What you will do:
In the data, extract each line that holds the string "LOWER".

START Data for the task

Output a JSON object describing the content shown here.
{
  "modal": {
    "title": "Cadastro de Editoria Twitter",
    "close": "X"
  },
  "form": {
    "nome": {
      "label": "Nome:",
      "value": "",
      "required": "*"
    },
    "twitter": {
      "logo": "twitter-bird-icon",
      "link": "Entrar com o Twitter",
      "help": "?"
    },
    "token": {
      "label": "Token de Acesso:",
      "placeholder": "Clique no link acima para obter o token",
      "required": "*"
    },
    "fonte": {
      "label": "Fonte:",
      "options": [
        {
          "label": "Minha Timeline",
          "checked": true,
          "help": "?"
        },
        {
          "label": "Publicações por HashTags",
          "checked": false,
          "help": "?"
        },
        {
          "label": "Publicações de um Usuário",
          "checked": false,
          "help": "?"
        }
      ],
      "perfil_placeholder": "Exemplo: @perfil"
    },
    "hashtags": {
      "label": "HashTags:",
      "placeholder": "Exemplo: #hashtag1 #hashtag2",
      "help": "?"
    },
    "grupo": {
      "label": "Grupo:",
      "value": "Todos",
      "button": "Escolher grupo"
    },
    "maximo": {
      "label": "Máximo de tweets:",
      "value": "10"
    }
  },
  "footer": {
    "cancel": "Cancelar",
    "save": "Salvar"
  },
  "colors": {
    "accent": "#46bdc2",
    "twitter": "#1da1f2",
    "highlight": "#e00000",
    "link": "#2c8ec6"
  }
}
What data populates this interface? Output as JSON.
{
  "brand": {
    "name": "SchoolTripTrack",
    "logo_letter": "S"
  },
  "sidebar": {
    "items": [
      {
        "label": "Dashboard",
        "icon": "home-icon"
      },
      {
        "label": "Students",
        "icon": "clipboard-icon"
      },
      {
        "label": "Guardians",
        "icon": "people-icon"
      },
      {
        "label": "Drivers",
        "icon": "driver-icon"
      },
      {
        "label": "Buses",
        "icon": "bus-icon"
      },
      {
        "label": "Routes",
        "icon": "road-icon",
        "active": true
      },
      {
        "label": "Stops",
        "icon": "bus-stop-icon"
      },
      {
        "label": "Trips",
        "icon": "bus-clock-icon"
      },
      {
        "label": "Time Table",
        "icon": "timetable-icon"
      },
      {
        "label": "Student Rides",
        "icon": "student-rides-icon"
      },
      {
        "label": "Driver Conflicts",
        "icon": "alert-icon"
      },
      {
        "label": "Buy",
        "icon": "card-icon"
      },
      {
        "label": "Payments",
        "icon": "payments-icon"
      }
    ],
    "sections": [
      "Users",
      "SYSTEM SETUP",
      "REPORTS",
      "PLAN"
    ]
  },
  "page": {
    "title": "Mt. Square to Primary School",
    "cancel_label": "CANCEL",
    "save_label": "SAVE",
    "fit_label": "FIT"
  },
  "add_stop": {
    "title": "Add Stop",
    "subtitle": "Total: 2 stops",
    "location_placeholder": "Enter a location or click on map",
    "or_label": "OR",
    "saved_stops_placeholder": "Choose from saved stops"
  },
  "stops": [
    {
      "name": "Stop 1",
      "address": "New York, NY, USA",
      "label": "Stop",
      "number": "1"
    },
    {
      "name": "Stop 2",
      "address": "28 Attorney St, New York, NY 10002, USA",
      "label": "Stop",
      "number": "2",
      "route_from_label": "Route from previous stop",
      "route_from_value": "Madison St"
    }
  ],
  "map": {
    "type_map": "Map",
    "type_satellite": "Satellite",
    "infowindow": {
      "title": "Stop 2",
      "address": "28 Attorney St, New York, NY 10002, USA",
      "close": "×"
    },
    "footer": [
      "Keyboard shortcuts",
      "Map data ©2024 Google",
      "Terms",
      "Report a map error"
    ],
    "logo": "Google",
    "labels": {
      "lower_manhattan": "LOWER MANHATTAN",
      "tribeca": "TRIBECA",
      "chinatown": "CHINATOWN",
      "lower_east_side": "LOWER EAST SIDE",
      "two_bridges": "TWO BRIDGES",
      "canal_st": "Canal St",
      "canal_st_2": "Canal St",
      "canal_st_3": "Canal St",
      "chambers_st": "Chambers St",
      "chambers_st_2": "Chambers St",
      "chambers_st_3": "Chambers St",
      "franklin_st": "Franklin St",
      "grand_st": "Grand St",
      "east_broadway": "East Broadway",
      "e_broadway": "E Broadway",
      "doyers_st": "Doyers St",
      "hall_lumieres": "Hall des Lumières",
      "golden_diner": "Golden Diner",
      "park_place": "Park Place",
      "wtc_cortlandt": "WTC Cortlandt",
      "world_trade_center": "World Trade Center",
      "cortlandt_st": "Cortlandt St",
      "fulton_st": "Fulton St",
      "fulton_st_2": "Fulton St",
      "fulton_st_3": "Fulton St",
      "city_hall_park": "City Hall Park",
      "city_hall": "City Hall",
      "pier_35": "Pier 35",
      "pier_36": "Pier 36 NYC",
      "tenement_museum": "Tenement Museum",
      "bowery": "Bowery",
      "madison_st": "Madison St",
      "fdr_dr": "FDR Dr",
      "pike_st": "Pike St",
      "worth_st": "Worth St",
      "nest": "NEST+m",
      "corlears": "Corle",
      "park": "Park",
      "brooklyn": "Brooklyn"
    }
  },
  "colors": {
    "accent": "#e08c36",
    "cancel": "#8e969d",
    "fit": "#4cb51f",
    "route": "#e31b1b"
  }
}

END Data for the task

Solution to this exercise:
      "lower_manhattan": "LOWER MANHATTAN",
      "lower_east_side": "LOWER EAST SIDE",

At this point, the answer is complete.